So, the walls were built, the roof was on the drainage ditch was dug, with spare logs laft over to create a little bridge to the doorway. There’s no archaeological evidence for these that we know of, most excavated ring ditches tend to terminate and leave a space for the entranceway, but ours kept flooding so we dug the ditch over the entrance and gave it a bridge. Then dug an offshoot into the woodland and the side of the hill when it still flooded!
Drainage sorted out it was time for the real fun stuff. Daubing the walls! Though there were some caveats, being the modern age and all, and health and safety being what it was, we were not allowed to use animal manure to make our daub, (but we could play with sharp axes and stand 7ft in the air on flimsy willow rods). So, the daub was unhistorically accurate clay and chopped up bits of thatch, which we smeared unenthusiastically on the walls and watched it crack and plop into the ditch. It was not at all sticky. What to do? DIRT FIGHT! Well, we were teenagers.
Anyhow the roundhouse got splattered as we lobbed dirt at each other and this was the solution. Lob the makeshift daub at the wattlework. In this way the clay, chopped thatch and grass mix actually worked its way in between the willow and hazel rods creating something sticky within the wall that we could build on. So, several days were spent hurling soggy wet clay at the walls. One enterprising student came up with an experiment one day. Her family cat had been to the groomers, and being a rather fluffy animal, our friend was now in possession of a full carrier bag of cat fur to add to the daub mix. It worked really well, we used the clay and cat fur mix to daub around the doorway and for years this remained the smoothest and best-looking bit of all the daubing. So, there you go, tip for the apocalypse and building your stick house, cat fur is a good bonding agent if you want a smooth finish.
Overall, we spent 6 weeks doing this, 12 days in total, which for students wholly unskilled in the art of roundhouse creation, is not bad at all. Imagine how fast these things could have gone up when being built by people who actually knew what they were doing?
To celebrate on our final day we built a fire and boiled up a stew in a replica Iron Age cooking pot, which was very welcome on a wet and miserable day! We also cooked authentic Iron Age, Linda McCartney Veggie Sausages on a fire (apparently you can’t undercook them!). We were sat enjoying our Iron Age feast complete with authentic Iron Age bread when some official looking fellow came up to ‘assess the building for council tax’!

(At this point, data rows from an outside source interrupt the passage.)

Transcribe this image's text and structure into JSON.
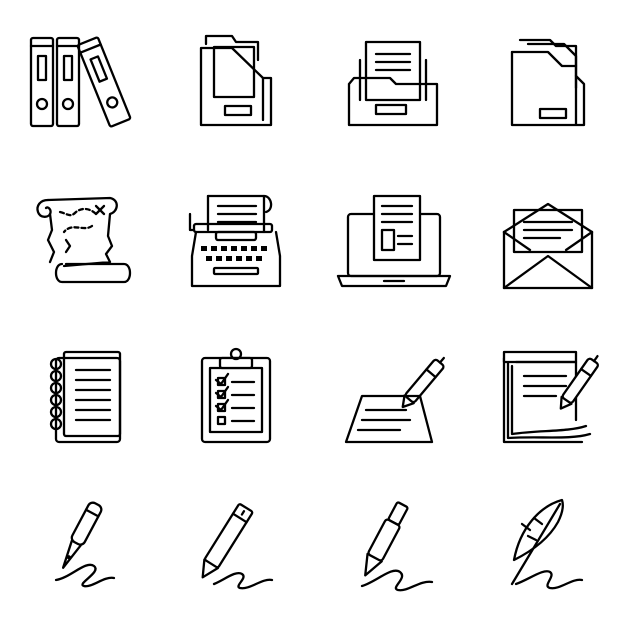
{
  "colors": {
    "stroke": "#000000",
    "background": "#ffffff"
  },
  "icons": [
    {
      "name": "binders-icon"
    },
    {
      "name": "magazine-file-holder-icon"
    },
    {
      "name": "open-folder-documents-icon"
    },
    {
      "name": "document-folder-icon"
    },
    {
      "name": "treasure-map-scroll-icon"
    },
    {
      "name": "typewriter-icon"
    },
    {
      "name": "laptop-document-icon"
    },
    {
      "name": "envelope-letter-icon"
    },
    {
      "name": "spiral-notebook-icon"
    },
    {
      "name": "clipboard-checklist-icon"
    },
    {
      "name": "signing-paper-pen-icon"
    },
    {
      "name": "notepad-pen-icon"
    },
    {
      "name": "fountain-pen-signature-icon"
    },
    {
      "name": "pencil-signature-icon"
    },
    {
      "name": "ballpoint-pen-signature-icon"
    },
    {
      "name": "quill-signature-icon"
    }
  ]
}
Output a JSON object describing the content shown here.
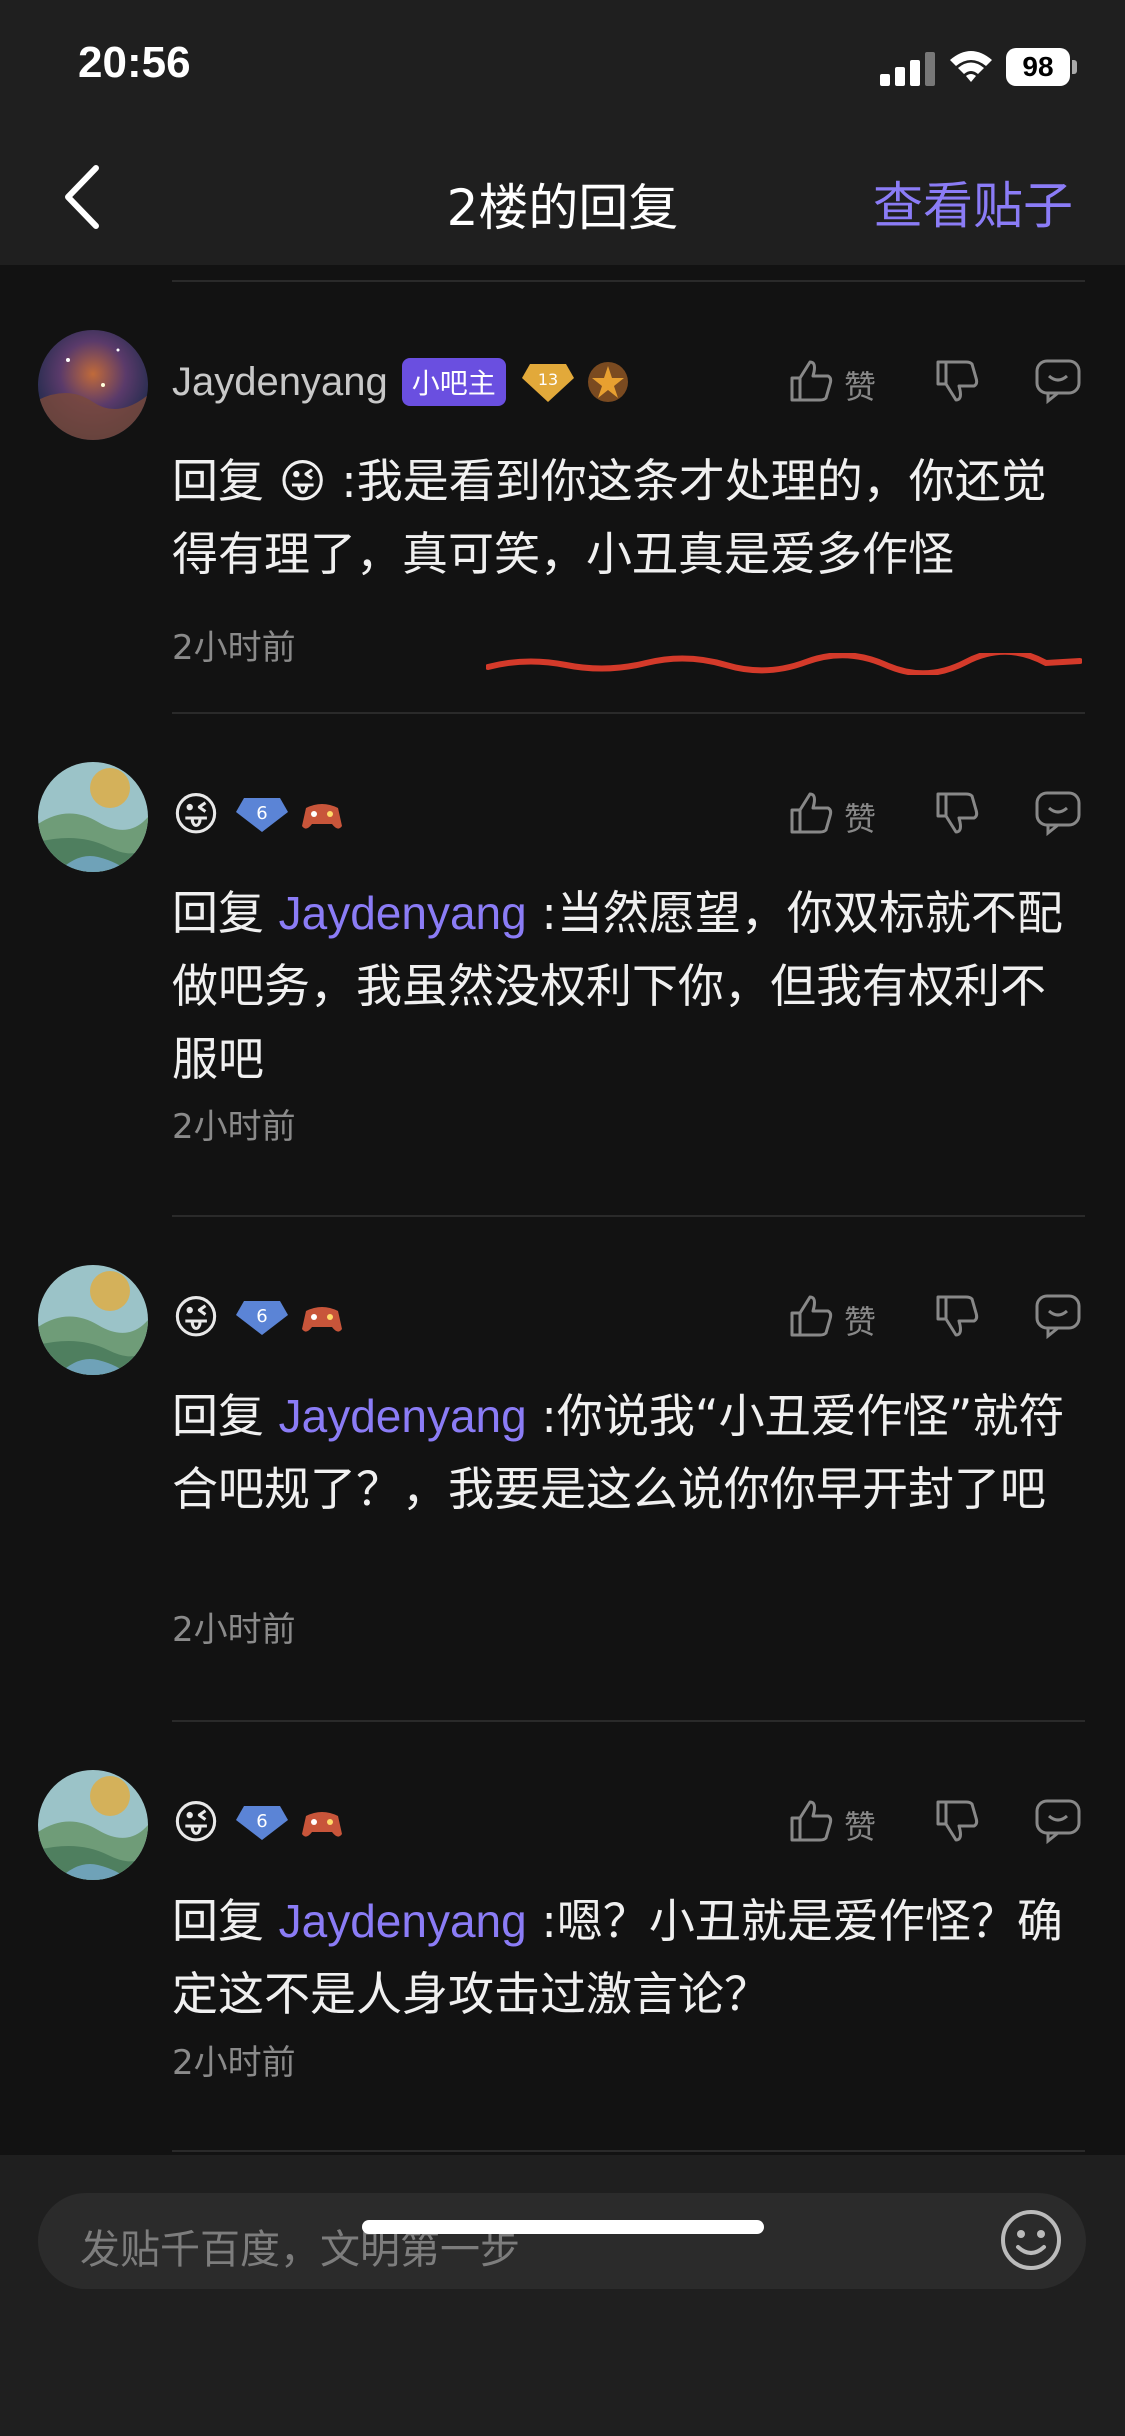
{
  "status_bar": {
    "time": "20:56",
    "battery": "98"
  },
  "nav": {
    "title": "2楼的回复",
    "view_post_label": "查看贴子"
  },
  "comments": [
    {
      "username": "Jaydenyang",
      "mod_badge": "小吧主",
      "level": "13",
      "like_label": "赞",
      "body": "回复 😜 :我是看到你这条才处理的，你还觉得有理了，真可笑，小丑真是爱多作怪",
      "time": "2小时前"
    },
    {
      "name_emoji": "😜",
      "level": "6",
      "like_label": "赞",
      "reply_prefix": "回复 ",
      "mention": "Jaydenyang",
      "body": " :当然愿望，你双标就不配做吧务，我虽然没权利下你，但我有权利不服吧",
      "time": "2小时前"
    },
    {
      "name_emoji": "😜",
      "level": "6",
      "like_label": "赞",
      "reply_prefix": "回复 ",
      "mention": "Jaydenyang",
      "body": " :你说我“小丑爱作怪”就符合吧规了？，我要是这么说你你早开封了吧",
      "time": "2小时前"
    },
    {
      "name_emoji": "😜",
      "level": "6",
      "like_label": "赞",
      "reply_prefix": "回复 ",
      "mention": "Jaydenyang",
      "body": " :嗯？小丑就是爱作怪？确定这不是人身攻击过激言论？",
      "time": "2小时前"
    }
  ],
  "input": {
    "placeholder": "发贴千百度，文明第一步"
  },
  "colors": {
    "accent": "#8b7cf6",
    "background": "#121212",
    "bar": "#1f1f1f",
    "mod_badge": "#6a4fe0",
    "annotation": "#d43a2a"
  },
  "icons": [
    "signal-icon",
    "wifi-icon",
    "battery-icon",
    "back-icon",
    "like-icon",
    "dislike-icon",
    "reply-icon",
    "emoji-icon"
  ]
}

Some of us always intended to sleep over in the house, especially during excavation season but I don’t think anyone ever successfully managed it, the place was pretty draughty, though it was always dry and was certainly a favourite place for the dig team to skive off on wet excavation days.
The roundhouse is still there to this day, although the college no longer re-daub the walls and tidy it up like they used to. About 10 years ago or so I heard that the drip gully had been filled in due to health and safety concerns. The roof was collapsing a little the last time that I saw it but that must be several years ago now … perhaps I should head back for one last look before it falls in completely.
It was an unforgettable time and fuelled my passion for archaeology as well as allowing me to see what happens when you trust teenagers with sharp tools. – For anyone who has read my books, let me tell you, a lot of Jerry is based on several characters building that roundhouse. It was certainly some of the most fun I’ve had on site and I loved explaining how we did it to visitors on Mellor open days. I would love the chance to do something similar again does anyone know if channel 4 would be up for a new experimental archaeology show? Though I’m still not sure about being trusted with an axe!
S. M. Porter
Professional archaeologist and author, S. M. Porter loves history, adventure and digging in the mud. Her career is in ruins - just where she wanted it to be.